If electronics don't make a car safer and more efficient (in that order), then why would we want to add them?
As I read this, I'm thinking of a much cruder crime problem today: there are car burglars wandering the streets of America now with cheap, hand-help boxes that pop the automatic locks on cars as they pass by. Not exactly rocket science, but another example of how an unnecessary convenience is turning into a problem.
Question: Would you buy a safe, efficient car with minimal electronic gadgets (no hands-free audio controls, no power windows or doorlocks), if it were half the price of the standard model with all the extras?
> There aren't many ways someone could connect to your car... actually, none.
Sorry, but this is factully not true for most modern automotbiles. If you read our work, you'll see that we accompmlished remote wireless connection and compromise of our cars via two different channels (and compromise via two other non-wireless channels that did not require direct physical access by the advertsary). I recommend you read our 2011 paper at autosec.org to undewrstand the breadth of the automotive attack surface.
Okay, I concede. Interesting paper. I don't think car thieves would have the ability to do the reverse engineering that you did and I don't think engineers would sell that information to the thieves, so we are relatively safe. I expect the automotive manufacturers to take notice and improve their security. Thank you for the education.

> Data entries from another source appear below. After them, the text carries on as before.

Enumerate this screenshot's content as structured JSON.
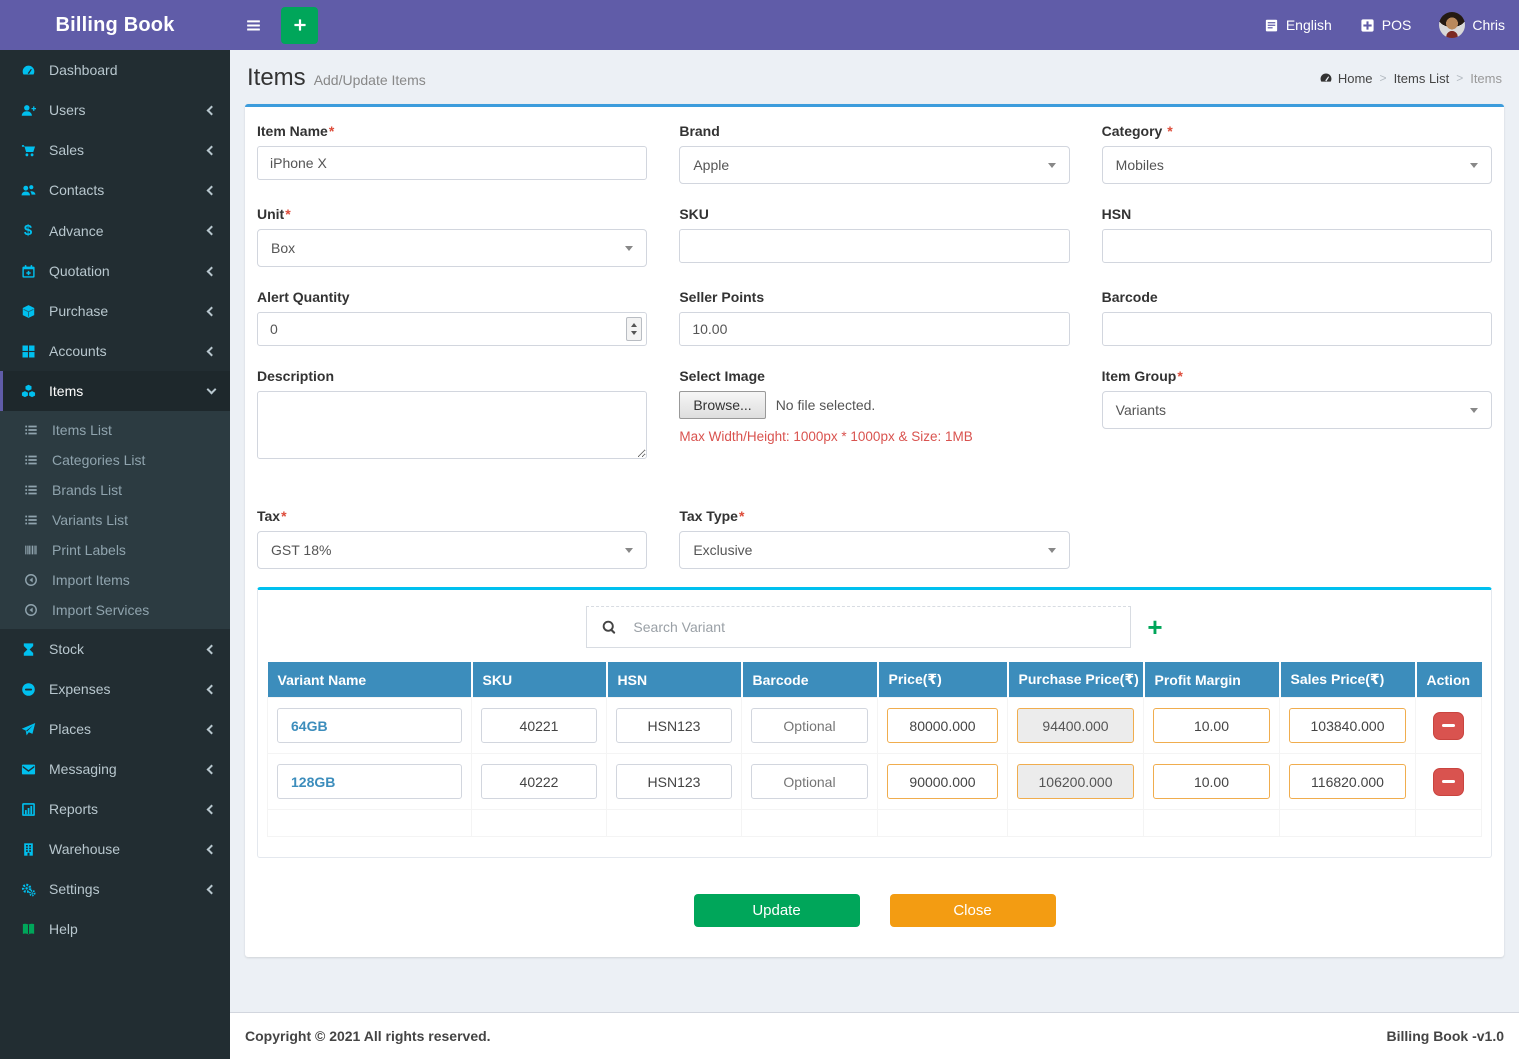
{
  "brand": "Billing Book",
  "topbar": {
    "language": "English",
    "pos": "POS",
    "user": "Chris"
  },
  "page": {
    "title": "Items",
    "subtitle": "Add/Update Items"
  },
  "breadcrumb": {
    "home": "Home",
    "parent": "Items List",
    "current": "Items"
  },
  "required_mark": "*",
  "sidebar": {
    "items": [
      {
        "label": "Dashboard"
      },
      {
        "label": "Users"
      },
      {
        "label": "Sales"
      },
      {
        "label": "Contacts"
      },
      {
        "label": "Advance"
      },
      {
        "label": "Quotation"
      },
      {
        "label": "Purchase"
      },
      {
        "label": "Accounts"
      },
      {
        "label": "Items"
      },
      {
        "label": "Stock"
      },
      {
        "label": "Expenses"
      },
      {
        "label": "Places"
      },
      {
        "label": "Messaging"
      },
      {
        "label": "Reports"
      },
      {
        "label": "Warehouse"
      },
      {
        "label": "Settings"
      },
      {
        "label": "Help"
      }
    ],
    "items_submenu": [
      {
        "label": "Items List"
      },
      {
        "label": "Categories List"
      },
      {
        "label": "Brands List"
      },
      {
        "label": "Variants List"
      },
      {
        "label": "Print Labels"
      },
      {
        "label": "Import Items"
      },
      {
        "label": "Import Services"
      }
    ]
  },
  "form": {
    "item_name": {
      "label": "Item Name",
      "value": "iPhone X"
    },
    "brand": {
      "label": "Brand",
      "value": "Apple"
    },
    "category": {
      "label": "Category",
      "value": "Mobiles"
    },
    "unit": {
      "label": "Unit",
      "value": "Box"
    },
    "sku": {
      "label": "SKU",
      "value": ""
    },
    "hsn": {
      "label": "HSN",
      "value": ""
    },
    "alert_quantity": {
      "label": "Alert Quantity",
      "value": "0"
    },
    "seller_points": {
      "label": "Seller Points",
      "value": "10.00"
    },
    "barcode": {
      "label": "Barcode",
      "value": ""
    },
    "description": {
      "label": "Description",
      "value": ""
    },
    "select_image": {
      "label": "Select Image",
      "browse": "Browse...",
      "file_status": "No file selected.",
      "note": "Max Width/Height: 1000px * 1000px & Size: 1MB"
    },
    "item_group": {
      "label": "Item Group",
      "value": "Variants"
    },
    "tax": {
      "label": "Tax",
      "value": "GST 18%"
    },
    "tax_type": {
      "label": "Tax Type",
      "value": "Exclusive"
    }
  },
  "variants": {
    "search_placeholder": "Search Variant",
    "add_label": "+",
    "columns": [
      "Variant Name",
      "SKU",
      "HSN",
      "Barcode",
      "Price(₹)",
      "Purchase Price(₹)",
      "Profit Margin",
      "Sales Price(₹)",
      "Action"
    ],
    "rows": [
      {
        "name": "64GB",
        "sku": "40221",
        "hsn": "HSN123",
        "barcode_placeholder": "Optional",
        "price": "80000.000",
        "purchase_price": "94400.000",
        "profit_margin": "10.00",
        "sales_price": "103840.000"
      },
      {
        "name": "128GB",
        "sku": "40222",
        "hsn": "HSN123",
        "barcode_placeholder": "Optional",
        "price": "90000.000",
        "purchase_price": "106200.000",
        "profit_margin": "10.00",
        "sales_price": "116820.000"
      }
    ]
  },
  "actions": {
    "update": "Update",
    "close": "Close"
  },
  "footer": {
    "left": "Copyright © 2021 All rights reserved.",
    "right": "Billing Book -v1.0"
  },
  "colors": {
    "header_purple": "#605ca8",
    "sidebar_dark": "#222d32",
    "sidebar_icon_cyan": "#00c0ef",
    "table_header_blue": "#3c8dbc",
    "panel_top_cyan": "#00c0ef",
    "update_green": "#00a65a",
    "close_orange": "#f39c12",
    "danger_red": "#d9534f",
    "price_border_orange": "#f0ad4e"
  }
}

So I'm the aofrementioned Stefan Savage. I wanted to make a plea to please not call this the "Savage" report. It could also be called the Kohno report after my co-PI Yoshi Kohno from the University of Washington. But this too would be wrong. The two of us provided the context, funding and encouragement for doing this work, but all the credit is due to the amazing group of students at UW and UCSD who pulled off the impossible again and again to complete this research. Call it the Checkoway report, or the Koscher report, or the Rosener report or the McCoy report or the Czeskis report if you must (or, more concisely the "Autosec report", after the site autosec.org where we've made our papers available). There is a tendency to fetishize faculty and agreandize their contributions, but I can tell you that you could have locked Yoshi and I in a room with those cars for five years and we would not have pull this off.
The article is very nicely discussing about the security requirement, and the electronic component manufacturing companies are also trying hard ot implement better securities. But equally on the other side it is turning out that the customers will have to be dependent only on the OEMs. The entire business of spares will be getting centred around Original Manufacturers. This also leads to unavailability of the parts in the distant region globally.

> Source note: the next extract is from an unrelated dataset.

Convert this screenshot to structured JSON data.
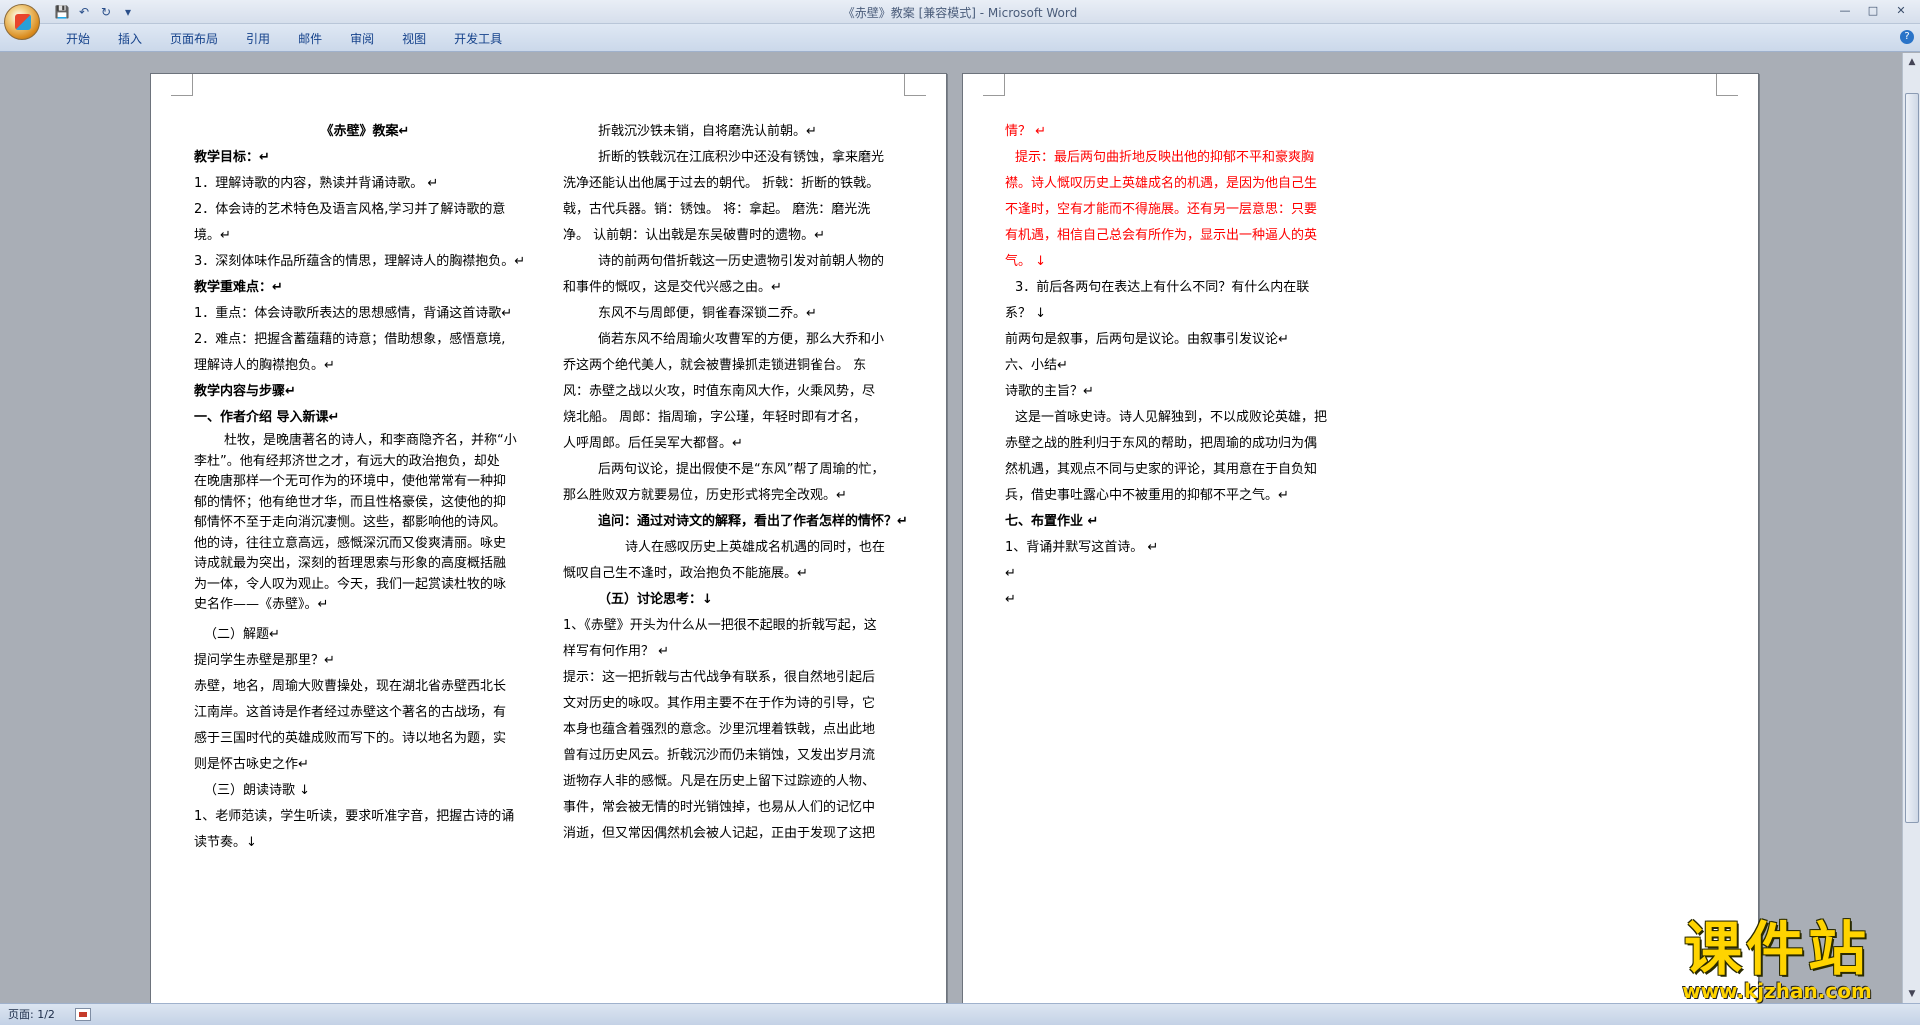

I am not so sure that I am comfortable with a trust element buried deep inside the car. Personally, I would prefer to have it accessible and removable or even remotely accessed. A paradigm where my authorizations were in my cell phone might even be attractive. Yes, it opens up other issues, but at least I can loan or sell my car without worrying about giving away my credit card numbers in the process.

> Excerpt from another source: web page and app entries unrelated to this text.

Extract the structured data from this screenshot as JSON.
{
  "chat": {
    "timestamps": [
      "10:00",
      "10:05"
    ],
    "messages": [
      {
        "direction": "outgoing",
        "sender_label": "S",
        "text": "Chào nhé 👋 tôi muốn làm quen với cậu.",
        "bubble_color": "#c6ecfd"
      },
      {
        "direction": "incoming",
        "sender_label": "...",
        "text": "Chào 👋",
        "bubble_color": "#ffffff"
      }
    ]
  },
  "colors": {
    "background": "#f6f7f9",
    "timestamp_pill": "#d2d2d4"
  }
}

At a minimum it needs two-factor authentication. Biometric identification built into the car could be useful along those lines, given that cars gain from personalization anyway. There also needs to be secure wipe and authorization lock in the system.
Thanks for this article, but I think it is a neat idea to start talking about auto security. Why do we have to always experienced any real-life disasters as a result of car hacking? Yes, we need to keep in mind the Edwards Deming Theory, try to get things right the first time.
What are the engineering and design challenges in creating successful IoT devices? These devices are usually small, resource-constrained electronics designed to sense, collect, send, and/or interpret data. Some of the devices need to be smart enough to act upon data in real time, 24/7. Specifically the guests will discuss sensors, security, and lessons from IoT deployments.